As I've said before, I use this space to work out the truths in my life. Writing is a valuable way of taking the non-linear jumble of thoughts in my head and linearizing them by putting them down on the page. In short, writing helps me figure things out. However, logical thinking is not the only way of knowing the world. Another way is to recognize, listen to, and trust one's emotions. Yes, emotions are important for figuring things out.
Back in April, when I last posted here, my emotions were largely characterized by fear, sadness, anger, frustration, confusion and despair. I say largely, because this is what I was feeling on large scales; the world outside of my immediate influence. On smaller scales, where my wife, children and friends reside, I…

The Force is strong with this one...

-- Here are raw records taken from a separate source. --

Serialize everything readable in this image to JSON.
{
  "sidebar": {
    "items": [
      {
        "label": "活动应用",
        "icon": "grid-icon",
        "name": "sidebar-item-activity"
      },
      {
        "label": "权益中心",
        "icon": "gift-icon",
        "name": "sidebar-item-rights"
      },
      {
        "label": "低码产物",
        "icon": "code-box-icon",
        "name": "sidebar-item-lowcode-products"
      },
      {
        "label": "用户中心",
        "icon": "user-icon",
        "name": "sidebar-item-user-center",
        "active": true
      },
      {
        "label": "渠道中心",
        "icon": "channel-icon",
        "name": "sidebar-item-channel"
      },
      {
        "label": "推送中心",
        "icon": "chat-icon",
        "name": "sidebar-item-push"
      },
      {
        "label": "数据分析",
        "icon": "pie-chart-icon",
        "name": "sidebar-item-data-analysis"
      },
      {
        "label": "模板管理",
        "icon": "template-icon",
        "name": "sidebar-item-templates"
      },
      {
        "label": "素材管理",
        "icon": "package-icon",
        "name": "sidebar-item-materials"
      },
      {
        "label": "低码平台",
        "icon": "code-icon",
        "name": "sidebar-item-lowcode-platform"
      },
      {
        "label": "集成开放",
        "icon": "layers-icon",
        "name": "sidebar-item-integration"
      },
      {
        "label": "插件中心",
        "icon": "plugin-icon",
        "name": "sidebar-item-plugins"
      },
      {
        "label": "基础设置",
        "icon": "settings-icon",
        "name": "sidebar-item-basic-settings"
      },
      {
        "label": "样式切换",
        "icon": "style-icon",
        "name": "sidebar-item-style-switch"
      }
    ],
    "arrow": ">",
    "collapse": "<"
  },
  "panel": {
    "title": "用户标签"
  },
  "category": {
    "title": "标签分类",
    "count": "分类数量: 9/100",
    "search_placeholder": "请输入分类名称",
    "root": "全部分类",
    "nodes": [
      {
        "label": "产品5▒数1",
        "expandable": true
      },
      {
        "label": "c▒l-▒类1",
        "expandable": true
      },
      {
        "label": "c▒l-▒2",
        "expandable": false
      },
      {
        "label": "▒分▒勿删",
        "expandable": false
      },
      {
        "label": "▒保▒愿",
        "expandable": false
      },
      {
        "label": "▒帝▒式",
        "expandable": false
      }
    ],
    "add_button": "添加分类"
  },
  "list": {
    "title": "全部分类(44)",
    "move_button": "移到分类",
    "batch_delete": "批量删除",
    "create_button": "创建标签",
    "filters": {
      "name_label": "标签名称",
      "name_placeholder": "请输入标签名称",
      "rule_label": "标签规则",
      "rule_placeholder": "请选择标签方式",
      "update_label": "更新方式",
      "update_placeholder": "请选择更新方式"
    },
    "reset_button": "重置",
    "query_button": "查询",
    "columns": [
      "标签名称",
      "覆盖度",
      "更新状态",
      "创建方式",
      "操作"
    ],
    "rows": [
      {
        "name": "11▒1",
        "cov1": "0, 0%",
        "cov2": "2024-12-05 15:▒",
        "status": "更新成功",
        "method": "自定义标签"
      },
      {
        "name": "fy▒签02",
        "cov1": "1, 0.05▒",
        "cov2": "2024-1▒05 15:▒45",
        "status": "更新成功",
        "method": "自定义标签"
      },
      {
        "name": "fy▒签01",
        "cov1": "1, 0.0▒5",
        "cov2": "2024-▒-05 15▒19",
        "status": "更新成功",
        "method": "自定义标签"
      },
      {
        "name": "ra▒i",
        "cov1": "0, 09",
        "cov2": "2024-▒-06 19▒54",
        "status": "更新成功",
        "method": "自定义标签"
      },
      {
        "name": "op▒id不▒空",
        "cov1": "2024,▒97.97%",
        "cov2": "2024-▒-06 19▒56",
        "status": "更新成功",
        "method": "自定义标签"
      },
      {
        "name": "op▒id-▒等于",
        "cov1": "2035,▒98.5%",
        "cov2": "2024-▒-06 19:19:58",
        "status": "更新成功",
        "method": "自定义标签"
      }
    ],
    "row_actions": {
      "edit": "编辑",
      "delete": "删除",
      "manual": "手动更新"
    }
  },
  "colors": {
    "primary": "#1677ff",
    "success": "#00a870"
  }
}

Last night we were reviewing multiplication tables with Owen. The family fired off doublets of numbers and Owen confidently multiplied away. In the middle of the review Owen stopped and said, "I noticed something. 2 times 2 is 4. If you subtract 1 it's 3. That's equal to taking 2 and adding 1, and then taking 2 and subtracting 1, and multiplying. So 1 times 3 is 2 times 2 minus 1."

I have to admit, that I didn't quite get it at first. I asked him to repeat with another number and he did with six: "6 times 6 is 36. 36 minus 1 is 35. That's the same as 6-1 times 6+1, which is 35."

Ummmmm....wait. Huh? Lemme see...oh. OH! WOW! Owen figured out

\begin{equation}
x^2 - 1 = (x - 1) (x +1)
\end{equation}

So $6 \times 8 = 7 \times 7 - 1 = (7-1) (7+1) = 48$. That's actually pretty handy!

You can see it in the image above. Look at the elements perpendicular to the diagonal. There's 48 bracketing 49, 35 bracketing 36, etc... After a bit more thought we…